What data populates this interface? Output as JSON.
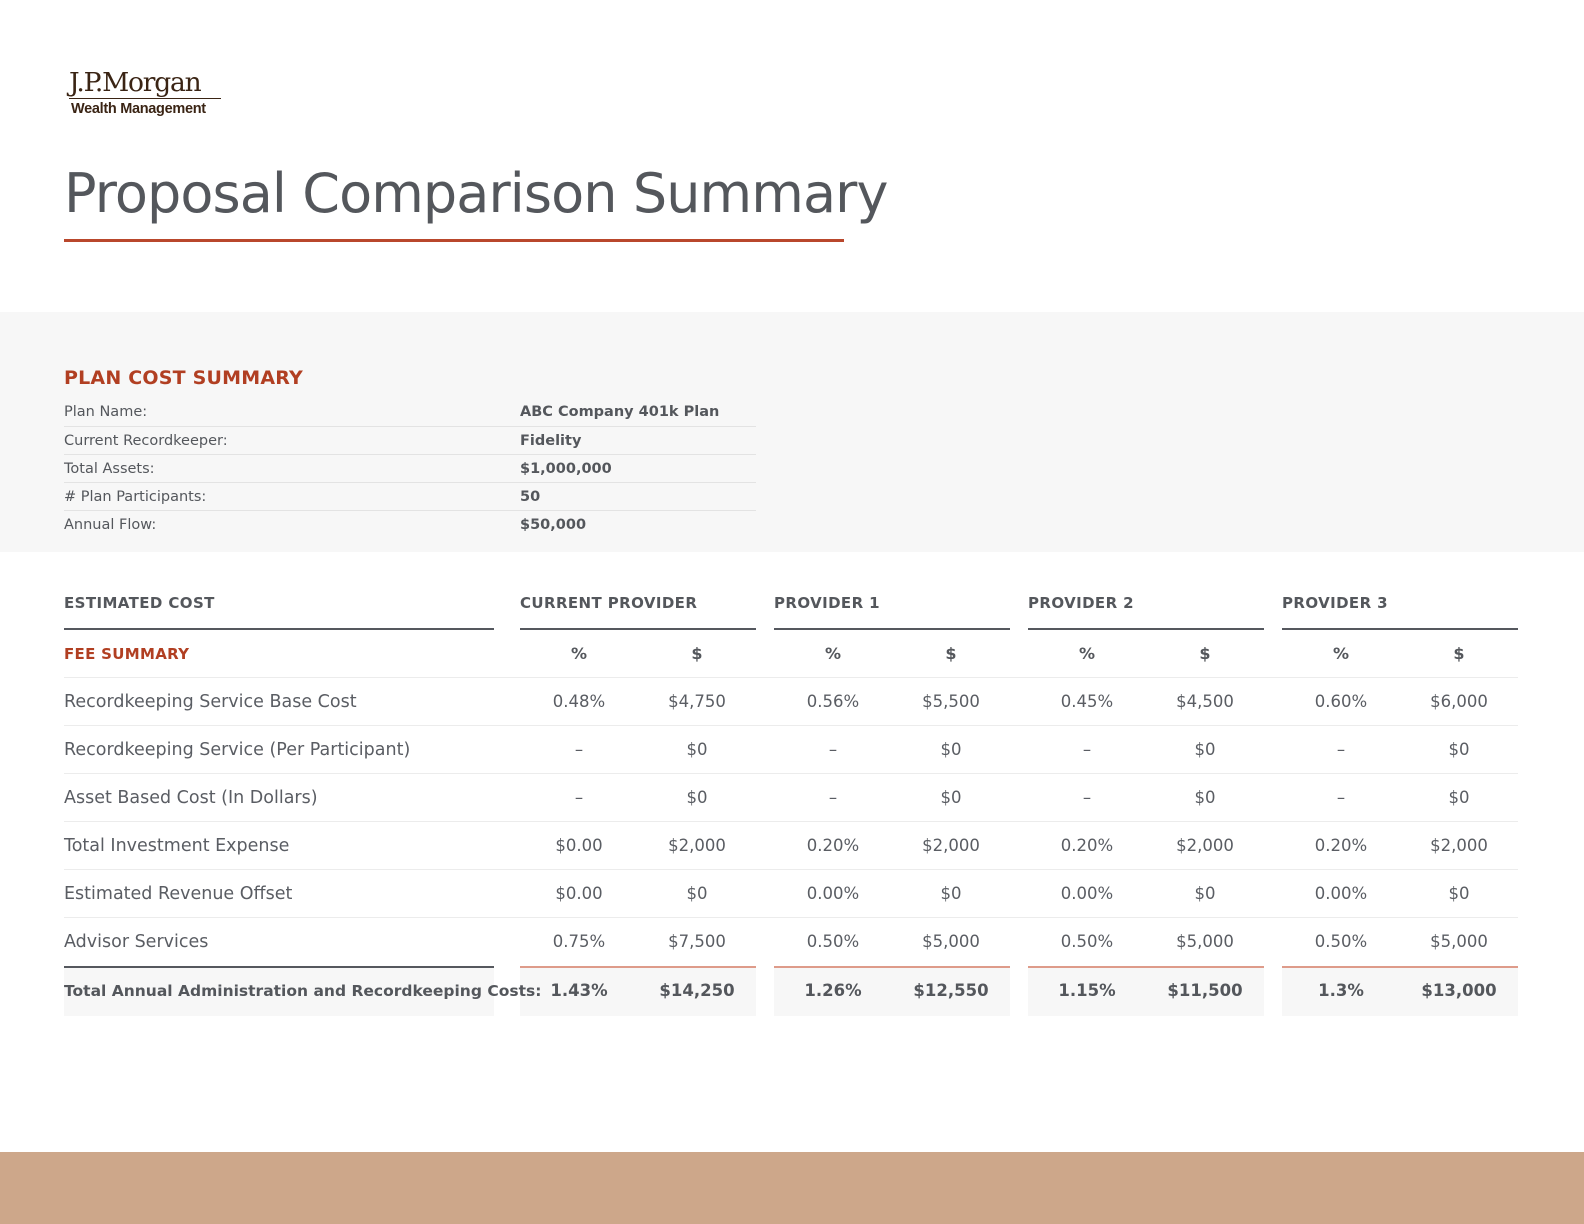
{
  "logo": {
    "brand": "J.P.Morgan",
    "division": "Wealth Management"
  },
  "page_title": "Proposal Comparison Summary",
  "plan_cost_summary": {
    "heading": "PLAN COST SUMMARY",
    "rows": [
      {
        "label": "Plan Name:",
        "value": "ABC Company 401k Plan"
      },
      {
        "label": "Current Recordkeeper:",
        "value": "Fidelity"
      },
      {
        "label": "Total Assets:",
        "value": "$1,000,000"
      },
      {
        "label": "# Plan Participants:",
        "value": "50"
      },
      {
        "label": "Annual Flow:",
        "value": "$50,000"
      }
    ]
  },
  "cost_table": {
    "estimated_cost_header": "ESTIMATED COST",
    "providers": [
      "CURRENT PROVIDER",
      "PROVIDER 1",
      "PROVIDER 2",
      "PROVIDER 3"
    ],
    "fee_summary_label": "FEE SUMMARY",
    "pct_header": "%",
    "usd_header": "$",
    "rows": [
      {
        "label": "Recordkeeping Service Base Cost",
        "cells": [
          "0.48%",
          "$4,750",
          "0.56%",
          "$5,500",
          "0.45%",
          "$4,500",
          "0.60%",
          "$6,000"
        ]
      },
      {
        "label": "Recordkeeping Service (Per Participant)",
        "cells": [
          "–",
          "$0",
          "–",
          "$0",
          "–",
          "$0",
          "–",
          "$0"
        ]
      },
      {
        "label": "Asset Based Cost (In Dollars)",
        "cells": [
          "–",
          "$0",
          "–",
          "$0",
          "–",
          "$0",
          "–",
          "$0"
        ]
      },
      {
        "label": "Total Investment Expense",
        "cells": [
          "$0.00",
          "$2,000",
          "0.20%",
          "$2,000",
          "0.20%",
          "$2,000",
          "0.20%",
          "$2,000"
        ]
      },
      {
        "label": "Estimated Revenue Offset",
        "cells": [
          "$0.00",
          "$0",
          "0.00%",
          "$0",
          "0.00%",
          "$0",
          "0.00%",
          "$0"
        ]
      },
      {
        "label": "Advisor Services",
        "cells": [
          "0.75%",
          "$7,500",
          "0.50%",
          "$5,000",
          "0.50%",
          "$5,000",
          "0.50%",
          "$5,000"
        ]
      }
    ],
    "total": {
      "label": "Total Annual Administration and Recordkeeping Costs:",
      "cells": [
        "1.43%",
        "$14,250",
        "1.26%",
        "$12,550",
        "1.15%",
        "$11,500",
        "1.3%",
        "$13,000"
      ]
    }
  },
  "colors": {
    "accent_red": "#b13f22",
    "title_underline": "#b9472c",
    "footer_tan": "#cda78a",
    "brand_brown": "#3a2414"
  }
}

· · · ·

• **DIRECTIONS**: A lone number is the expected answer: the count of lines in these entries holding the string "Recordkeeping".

• **RESPONSE TO THE TASK**: 3